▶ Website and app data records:
┄┄┄┄┄┄┄┄┄┄┄┄┄┄┄┄┄┄┄┄

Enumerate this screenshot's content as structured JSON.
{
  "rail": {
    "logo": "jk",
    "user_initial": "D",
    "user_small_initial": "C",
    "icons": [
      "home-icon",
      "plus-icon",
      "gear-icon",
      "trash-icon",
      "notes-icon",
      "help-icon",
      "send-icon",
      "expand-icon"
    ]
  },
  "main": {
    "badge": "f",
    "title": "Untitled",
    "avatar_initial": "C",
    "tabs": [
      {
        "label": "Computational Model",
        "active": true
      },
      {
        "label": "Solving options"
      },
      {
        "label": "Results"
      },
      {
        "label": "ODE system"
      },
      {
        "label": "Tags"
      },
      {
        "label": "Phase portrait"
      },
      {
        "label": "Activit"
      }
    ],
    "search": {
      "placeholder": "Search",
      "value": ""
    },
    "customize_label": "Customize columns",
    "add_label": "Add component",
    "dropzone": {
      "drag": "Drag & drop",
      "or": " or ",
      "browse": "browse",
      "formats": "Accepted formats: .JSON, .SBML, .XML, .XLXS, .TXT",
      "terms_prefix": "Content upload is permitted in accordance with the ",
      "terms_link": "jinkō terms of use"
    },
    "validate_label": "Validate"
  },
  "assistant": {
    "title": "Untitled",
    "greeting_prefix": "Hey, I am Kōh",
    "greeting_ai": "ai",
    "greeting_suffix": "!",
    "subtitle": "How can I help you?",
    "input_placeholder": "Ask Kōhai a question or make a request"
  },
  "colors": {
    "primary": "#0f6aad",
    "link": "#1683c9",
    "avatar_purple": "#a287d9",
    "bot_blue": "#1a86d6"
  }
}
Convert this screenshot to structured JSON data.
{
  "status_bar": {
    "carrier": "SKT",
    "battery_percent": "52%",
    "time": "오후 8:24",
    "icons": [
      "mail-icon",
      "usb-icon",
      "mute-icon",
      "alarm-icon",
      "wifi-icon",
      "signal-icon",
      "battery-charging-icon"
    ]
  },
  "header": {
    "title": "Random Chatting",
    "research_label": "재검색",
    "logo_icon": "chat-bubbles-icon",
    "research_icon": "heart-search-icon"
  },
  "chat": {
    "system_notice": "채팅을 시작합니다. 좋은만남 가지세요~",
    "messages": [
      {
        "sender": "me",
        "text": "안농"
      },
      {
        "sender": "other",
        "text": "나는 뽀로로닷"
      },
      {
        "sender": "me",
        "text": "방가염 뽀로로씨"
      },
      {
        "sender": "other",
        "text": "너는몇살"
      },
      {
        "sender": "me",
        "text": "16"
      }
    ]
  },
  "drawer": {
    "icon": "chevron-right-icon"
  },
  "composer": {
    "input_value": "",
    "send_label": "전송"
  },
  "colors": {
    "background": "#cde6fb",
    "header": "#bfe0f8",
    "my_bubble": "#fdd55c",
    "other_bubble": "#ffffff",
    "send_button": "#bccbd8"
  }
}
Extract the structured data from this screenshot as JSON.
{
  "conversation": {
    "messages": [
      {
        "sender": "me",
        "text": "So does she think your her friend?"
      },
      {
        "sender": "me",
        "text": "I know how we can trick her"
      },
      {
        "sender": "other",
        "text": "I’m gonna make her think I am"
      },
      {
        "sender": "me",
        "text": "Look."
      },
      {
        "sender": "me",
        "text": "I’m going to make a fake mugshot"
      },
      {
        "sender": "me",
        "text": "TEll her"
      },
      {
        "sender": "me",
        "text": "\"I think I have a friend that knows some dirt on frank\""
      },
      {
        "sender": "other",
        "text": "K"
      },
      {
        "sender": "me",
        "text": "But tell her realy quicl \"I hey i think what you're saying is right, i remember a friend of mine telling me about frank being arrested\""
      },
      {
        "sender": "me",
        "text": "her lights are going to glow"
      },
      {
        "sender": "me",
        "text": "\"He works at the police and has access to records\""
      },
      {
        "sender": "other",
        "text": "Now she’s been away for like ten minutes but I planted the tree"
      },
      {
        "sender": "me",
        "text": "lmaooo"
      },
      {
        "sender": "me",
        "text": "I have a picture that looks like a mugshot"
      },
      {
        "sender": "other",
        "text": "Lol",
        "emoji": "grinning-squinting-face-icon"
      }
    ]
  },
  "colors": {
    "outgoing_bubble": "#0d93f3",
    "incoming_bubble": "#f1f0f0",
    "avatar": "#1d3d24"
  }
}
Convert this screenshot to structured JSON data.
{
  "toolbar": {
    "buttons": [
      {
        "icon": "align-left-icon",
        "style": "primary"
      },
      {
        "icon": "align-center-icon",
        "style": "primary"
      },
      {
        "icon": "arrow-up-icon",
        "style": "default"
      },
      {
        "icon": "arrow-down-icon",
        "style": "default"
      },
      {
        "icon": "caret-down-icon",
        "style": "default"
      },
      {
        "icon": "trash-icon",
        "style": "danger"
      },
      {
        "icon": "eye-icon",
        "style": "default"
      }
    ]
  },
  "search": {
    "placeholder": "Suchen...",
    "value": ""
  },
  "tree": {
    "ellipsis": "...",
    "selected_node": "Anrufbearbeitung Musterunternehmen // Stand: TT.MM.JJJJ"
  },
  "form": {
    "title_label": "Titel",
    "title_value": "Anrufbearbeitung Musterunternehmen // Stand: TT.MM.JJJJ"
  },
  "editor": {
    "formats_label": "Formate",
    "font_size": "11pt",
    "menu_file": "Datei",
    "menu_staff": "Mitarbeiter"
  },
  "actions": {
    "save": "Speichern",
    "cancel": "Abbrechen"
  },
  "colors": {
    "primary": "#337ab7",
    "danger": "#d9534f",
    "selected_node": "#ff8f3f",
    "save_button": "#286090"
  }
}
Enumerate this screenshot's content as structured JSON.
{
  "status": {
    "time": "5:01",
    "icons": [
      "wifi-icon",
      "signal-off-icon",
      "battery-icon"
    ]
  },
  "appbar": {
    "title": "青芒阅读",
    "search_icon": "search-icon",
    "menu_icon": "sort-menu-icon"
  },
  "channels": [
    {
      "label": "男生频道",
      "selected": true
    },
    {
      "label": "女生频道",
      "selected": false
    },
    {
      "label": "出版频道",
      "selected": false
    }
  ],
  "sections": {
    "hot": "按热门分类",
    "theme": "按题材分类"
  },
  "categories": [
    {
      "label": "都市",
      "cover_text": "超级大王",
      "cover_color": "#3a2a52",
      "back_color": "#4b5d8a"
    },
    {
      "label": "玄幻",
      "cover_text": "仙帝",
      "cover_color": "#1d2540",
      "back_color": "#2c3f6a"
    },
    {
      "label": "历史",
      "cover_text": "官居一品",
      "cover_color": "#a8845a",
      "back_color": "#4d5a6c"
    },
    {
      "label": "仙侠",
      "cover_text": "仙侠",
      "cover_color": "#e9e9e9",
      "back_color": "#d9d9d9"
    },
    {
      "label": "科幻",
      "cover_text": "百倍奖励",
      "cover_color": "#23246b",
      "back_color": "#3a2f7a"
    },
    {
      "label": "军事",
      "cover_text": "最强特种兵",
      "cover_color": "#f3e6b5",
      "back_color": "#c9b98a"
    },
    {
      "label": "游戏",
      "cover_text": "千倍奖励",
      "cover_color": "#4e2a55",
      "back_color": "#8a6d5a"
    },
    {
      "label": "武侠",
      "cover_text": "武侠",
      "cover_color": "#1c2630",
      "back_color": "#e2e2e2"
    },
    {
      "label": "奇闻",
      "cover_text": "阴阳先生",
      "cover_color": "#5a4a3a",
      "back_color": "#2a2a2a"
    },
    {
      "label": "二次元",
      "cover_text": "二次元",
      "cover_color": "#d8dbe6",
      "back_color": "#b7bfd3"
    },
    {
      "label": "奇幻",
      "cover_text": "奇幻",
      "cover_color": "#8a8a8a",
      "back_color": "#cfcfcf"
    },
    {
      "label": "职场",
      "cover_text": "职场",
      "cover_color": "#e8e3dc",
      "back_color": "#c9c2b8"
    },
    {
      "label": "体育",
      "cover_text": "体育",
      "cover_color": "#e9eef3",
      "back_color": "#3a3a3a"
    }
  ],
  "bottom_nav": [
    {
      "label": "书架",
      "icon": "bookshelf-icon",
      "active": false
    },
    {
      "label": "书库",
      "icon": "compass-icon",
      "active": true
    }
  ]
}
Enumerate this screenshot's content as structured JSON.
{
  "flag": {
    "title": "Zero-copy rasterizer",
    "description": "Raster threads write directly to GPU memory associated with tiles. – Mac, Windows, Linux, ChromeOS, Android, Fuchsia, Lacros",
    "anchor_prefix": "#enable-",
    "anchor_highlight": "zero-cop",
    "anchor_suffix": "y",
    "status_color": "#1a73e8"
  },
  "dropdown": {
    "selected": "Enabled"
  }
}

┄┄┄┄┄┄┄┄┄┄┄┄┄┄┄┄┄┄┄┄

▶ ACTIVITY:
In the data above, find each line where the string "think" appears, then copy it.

▶ WRITTEN SOLUTION:
        "text": "So does she think your her friend?"
        "text": "I’m gonna make her think I am"
        "text": "\"I think I have a friend that knows some dirt on frank\""
        "text": "But tell her realy quicl \"I hey i think what you're saying is right, i remember a friend of mine telling me about frank being arrested\""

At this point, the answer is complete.